(DATA PROVIDED Opens)

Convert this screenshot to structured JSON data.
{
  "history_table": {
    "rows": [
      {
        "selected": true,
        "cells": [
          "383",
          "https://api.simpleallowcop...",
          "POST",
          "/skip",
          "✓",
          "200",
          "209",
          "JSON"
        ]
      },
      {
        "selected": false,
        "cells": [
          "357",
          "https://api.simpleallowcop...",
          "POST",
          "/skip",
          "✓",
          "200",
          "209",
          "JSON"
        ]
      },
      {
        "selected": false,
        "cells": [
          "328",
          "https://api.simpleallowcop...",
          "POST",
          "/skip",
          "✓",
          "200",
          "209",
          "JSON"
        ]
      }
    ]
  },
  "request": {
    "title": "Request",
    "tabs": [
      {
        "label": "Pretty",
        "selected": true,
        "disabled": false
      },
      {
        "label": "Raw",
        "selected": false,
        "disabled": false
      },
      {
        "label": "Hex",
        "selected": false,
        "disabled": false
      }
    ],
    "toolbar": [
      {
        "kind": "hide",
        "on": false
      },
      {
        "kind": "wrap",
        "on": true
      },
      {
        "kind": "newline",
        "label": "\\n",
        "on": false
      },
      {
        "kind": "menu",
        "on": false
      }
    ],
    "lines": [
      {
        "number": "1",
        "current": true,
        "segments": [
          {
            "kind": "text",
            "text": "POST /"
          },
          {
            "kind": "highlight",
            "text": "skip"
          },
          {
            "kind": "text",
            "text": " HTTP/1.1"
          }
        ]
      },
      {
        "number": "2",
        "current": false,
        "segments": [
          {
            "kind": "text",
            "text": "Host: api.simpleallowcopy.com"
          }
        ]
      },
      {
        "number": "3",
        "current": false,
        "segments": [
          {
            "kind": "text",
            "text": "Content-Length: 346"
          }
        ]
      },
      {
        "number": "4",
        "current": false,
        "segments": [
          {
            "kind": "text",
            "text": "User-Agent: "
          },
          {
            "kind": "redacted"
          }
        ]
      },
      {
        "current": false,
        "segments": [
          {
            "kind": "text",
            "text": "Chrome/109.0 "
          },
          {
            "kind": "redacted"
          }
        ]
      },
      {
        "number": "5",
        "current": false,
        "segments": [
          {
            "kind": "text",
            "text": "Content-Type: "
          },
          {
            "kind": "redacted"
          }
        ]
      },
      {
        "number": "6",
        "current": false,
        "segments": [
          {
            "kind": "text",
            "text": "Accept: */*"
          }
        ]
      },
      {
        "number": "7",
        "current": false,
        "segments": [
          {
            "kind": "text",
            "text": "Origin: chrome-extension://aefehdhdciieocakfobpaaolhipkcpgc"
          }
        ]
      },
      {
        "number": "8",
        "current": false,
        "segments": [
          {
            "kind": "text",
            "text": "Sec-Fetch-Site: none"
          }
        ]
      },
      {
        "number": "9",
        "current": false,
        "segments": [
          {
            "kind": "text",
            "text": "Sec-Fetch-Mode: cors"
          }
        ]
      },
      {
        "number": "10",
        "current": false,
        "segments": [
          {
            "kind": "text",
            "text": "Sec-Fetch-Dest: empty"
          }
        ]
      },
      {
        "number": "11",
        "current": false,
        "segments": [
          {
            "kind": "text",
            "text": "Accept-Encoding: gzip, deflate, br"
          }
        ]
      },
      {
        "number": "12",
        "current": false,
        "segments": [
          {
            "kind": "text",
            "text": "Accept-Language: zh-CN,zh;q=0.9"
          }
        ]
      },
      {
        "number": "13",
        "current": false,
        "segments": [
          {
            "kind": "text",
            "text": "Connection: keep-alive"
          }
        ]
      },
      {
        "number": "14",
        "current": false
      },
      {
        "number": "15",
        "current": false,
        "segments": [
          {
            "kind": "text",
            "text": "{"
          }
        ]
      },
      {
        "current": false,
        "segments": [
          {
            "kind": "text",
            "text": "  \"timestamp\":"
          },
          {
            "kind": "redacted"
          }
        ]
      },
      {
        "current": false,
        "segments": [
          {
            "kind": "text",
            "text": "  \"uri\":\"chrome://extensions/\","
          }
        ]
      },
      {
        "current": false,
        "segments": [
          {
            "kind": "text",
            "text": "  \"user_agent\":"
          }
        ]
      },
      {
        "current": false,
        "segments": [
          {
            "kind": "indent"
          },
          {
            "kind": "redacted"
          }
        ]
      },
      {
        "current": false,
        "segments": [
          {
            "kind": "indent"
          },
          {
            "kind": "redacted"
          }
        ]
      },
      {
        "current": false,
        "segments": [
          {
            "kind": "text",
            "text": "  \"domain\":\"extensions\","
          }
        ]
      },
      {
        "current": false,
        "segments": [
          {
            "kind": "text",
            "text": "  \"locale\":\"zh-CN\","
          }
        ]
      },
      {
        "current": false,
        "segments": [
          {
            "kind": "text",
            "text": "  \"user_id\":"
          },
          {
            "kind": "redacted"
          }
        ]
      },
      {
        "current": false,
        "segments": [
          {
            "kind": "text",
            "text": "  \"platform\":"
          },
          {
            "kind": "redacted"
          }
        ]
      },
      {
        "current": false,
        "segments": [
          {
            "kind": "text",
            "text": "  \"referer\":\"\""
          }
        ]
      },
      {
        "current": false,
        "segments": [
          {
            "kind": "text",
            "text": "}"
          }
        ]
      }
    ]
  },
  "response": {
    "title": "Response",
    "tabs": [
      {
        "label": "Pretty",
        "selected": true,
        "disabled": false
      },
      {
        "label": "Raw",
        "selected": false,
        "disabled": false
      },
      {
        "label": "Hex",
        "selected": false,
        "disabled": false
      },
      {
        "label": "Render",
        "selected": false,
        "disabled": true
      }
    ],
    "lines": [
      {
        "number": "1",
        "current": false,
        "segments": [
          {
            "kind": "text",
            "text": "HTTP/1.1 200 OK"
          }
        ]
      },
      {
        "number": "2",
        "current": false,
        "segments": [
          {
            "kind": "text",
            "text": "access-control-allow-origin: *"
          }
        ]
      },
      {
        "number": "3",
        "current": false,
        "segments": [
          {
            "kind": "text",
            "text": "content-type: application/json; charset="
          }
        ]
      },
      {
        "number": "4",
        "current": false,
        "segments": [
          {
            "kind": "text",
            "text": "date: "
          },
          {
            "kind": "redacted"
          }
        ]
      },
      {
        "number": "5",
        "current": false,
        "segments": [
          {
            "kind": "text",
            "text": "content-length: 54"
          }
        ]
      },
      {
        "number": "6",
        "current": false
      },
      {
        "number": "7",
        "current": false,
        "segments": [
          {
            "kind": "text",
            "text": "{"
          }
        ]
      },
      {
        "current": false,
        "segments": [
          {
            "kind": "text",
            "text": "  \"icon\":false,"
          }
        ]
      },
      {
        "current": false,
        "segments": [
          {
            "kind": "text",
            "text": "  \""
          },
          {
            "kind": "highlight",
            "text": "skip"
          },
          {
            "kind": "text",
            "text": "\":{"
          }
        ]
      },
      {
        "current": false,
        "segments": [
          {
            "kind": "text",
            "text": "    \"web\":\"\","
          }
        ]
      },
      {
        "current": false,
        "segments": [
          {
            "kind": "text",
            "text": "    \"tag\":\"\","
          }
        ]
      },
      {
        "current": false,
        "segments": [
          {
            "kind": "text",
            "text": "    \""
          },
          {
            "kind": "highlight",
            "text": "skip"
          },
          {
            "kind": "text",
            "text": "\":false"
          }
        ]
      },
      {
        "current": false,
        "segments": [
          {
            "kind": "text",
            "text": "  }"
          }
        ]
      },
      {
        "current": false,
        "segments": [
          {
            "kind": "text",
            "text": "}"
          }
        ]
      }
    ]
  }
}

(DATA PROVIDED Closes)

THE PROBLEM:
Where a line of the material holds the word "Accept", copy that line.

WRITTEN RESPONSE:
            "text": "Accept: */*"
            "text": "Accept-Encoding: gzip, deflate, br"
            "text": "Accept-Language: zh-CN,zh;q=0.9"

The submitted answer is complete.